The battle for the best 3G network is no longer as big a deal as it was a few years ago, and now, it seems we’re all focused on the much faster 4G LTE coverage. Optus has this week chimed in with an announcement of its own, not only boosting its coverage and promises, but also trying out a new spectrum that no other telco offers.

As more devices supporting fourth-generation mobile’s LTE technology arrive, so too is the need for high speed mobile connections that support it, and Australia’s only provider outside of Telstra is making sure that it has the bones to compete.

“After significant network deployment over the last year, including 4G and major 3G upgrades, the Optus network now reaches 98 per cent of the Australian population,” said Gunther Ottendorfer, Managing Director of Optus Networks.

To give you some contrast, six years ago the Optus network – then 3G – only reached 60 per cent of the population. Last year, the company pushed into 4G, competing with Telstra, and this year it will expand its high-speed 4G network considerably, starting with the launch of a TD-LTE network in Canberra.

One of the first TD-LTE phones from Japan appears to be a Motorola RAZR M. It's worth noting, however, that you won't just be able to bring a TD-LTE phone from Japan as the bands won't be the same.

In Australia, to date, our 4G networks have worked off Frequency Division LTE, which explained by Optus, splits the connection pipe into a dedicated upload and download grouping.

The TD-LTE networking joins those pipes up and allows a larger shared pipe to handle both downloads and uploads, even making it possible for the network to set different ratios with increased download speeds, similar to how an ADSL network speed currently works.

The Optus explanation of FD-LTE and TD-LTE

Canberra will be the first place this Time Division form of LTE is tested, and will require different devices to jump onto this network.

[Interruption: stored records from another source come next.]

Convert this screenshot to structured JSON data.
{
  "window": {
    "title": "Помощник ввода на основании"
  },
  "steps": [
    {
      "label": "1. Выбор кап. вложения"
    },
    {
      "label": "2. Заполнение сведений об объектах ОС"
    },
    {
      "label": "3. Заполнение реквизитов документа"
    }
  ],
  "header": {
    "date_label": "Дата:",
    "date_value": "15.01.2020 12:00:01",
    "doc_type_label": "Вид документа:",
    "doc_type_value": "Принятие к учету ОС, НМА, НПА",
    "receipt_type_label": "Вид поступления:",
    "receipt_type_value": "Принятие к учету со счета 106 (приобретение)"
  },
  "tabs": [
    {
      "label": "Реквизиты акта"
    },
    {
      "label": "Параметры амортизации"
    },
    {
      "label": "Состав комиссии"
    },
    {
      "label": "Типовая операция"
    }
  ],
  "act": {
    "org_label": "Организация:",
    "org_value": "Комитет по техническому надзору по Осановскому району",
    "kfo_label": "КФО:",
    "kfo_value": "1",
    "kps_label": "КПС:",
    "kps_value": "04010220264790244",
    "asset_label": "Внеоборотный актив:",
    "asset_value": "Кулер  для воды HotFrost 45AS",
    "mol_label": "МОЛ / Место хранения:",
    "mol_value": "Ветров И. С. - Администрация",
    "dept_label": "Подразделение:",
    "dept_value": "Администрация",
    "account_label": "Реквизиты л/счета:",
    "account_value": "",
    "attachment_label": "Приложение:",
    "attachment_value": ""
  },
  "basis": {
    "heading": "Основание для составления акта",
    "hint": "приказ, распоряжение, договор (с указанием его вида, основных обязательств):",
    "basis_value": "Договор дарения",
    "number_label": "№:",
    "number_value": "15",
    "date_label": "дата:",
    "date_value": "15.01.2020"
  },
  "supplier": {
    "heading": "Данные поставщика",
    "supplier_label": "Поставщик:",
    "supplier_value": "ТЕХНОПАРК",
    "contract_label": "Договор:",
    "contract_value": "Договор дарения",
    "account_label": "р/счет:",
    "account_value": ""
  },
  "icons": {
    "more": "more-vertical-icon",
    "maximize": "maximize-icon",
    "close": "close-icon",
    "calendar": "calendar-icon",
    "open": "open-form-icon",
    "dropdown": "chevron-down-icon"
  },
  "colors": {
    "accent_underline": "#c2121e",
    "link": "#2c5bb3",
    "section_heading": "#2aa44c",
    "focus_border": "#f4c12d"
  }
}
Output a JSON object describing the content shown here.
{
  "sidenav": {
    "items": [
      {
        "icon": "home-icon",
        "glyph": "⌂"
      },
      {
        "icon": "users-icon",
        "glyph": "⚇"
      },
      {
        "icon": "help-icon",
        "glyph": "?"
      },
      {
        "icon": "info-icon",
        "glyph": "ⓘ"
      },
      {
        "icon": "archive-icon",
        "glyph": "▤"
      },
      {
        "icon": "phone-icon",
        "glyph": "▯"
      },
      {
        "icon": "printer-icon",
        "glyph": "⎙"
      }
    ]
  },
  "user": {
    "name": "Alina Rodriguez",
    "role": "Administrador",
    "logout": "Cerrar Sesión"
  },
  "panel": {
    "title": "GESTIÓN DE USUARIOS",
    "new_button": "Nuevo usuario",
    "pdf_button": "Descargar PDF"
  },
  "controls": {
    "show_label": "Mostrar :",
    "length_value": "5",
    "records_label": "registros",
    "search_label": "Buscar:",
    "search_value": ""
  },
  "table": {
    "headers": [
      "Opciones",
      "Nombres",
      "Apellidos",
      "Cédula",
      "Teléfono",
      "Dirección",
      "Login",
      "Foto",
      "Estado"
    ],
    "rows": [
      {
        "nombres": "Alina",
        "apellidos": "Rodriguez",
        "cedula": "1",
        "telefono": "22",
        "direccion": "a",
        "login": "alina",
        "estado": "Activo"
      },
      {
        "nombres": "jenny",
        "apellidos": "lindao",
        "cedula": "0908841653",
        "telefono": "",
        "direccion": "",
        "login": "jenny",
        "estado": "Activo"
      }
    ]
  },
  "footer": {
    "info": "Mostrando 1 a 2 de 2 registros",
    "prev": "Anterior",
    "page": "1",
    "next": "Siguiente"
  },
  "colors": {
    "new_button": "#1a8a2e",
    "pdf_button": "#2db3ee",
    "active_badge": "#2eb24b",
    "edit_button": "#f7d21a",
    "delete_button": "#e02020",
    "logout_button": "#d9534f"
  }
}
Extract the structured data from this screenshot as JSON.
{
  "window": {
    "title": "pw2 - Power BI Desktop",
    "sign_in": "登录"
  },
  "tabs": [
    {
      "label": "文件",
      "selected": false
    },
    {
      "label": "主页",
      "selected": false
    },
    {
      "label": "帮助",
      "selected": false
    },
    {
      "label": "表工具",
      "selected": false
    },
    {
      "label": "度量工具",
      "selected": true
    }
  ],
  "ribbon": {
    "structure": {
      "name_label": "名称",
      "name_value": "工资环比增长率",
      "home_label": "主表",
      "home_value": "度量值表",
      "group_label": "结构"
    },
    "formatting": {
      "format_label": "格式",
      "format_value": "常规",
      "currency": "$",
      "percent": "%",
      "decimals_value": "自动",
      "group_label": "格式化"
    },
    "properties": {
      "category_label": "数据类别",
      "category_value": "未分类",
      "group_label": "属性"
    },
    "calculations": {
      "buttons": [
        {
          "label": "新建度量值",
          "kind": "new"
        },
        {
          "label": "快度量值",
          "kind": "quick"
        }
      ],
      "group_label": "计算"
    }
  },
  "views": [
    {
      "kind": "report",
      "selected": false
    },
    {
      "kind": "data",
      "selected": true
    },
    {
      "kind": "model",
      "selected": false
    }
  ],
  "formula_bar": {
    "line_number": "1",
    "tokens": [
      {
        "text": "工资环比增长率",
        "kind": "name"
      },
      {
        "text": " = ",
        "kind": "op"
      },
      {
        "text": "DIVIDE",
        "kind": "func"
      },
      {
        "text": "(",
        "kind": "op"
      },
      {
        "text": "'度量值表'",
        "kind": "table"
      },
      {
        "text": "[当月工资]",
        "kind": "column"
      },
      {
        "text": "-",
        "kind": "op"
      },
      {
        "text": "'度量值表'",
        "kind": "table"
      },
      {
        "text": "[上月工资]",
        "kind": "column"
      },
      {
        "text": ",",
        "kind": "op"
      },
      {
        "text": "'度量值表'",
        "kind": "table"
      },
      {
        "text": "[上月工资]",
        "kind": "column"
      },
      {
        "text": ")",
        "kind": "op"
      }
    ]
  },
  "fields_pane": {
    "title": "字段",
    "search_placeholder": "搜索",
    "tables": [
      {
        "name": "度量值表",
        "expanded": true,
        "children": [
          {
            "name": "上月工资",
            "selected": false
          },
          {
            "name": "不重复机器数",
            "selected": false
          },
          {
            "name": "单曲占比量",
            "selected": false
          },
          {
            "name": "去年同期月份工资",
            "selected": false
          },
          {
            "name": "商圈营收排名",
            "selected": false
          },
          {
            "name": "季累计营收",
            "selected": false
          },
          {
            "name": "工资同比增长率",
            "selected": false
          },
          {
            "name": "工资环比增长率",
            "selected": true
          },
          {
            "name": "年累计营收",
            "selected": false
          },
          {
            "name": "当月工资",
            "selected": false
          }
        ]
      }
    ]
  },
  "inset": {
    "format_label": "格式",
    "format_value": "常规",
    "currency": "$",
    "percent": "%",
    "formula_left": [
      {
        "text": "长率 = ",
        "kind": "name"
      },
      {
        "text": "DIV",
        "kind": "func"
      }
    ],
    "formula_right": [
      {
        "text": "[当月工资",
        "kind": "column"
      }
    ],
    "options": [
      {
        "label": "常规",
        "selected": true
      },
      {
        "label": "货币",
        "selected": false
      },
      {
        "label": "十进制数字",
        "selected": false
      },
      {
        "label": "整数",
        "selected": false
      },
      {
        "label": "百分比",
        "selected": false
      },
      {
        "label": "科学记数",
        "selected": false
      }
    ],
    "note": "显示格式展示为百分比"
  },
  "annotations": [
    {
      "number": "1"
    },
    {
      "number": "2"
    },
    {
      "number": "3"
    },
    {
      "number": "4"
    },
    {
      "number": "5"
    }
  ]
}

At this time, most of the use will come from mobile broadband devices launched by Optus, as specific phones available in other parts of the world use this technology, and we’re not yet aware of any models released locally.

“Optus will be the first Australian carrier to take its network to the next level with a combined TD/FD-LTE 4G network,” said Andrew Smith, Vice President of Optus’ Mobile Engineering Team. “Our aim is to expand coverage for both types of 4G in the coming year to reach over 70 per cent of the metro population by mid-2014.”

What does this mean for consumers?

More bands apparently means better coverage altogether

According to Optus, the company is betting that multiple types of 4G across multiple bands will mean its high-speed mobile networking technology will reach more parts of Australia with stronger capacity.

The inclusion of the Time Division form of LTE will add to Optus’ current use of Frequency Division, as well as the other spectrums the company plans to use, with 700Mhz and 2500Mhz adding to the currently used 1800 and 2300Mhz available in 4G today.

“We have invested more than two billion in our mobile network,” said Ottendorfer this week at the launch of the TD-LTE technology in Sydney. “We will strengthen our 3G networking, grow our 4G footprint, and we’re expanding our 4G technologies.”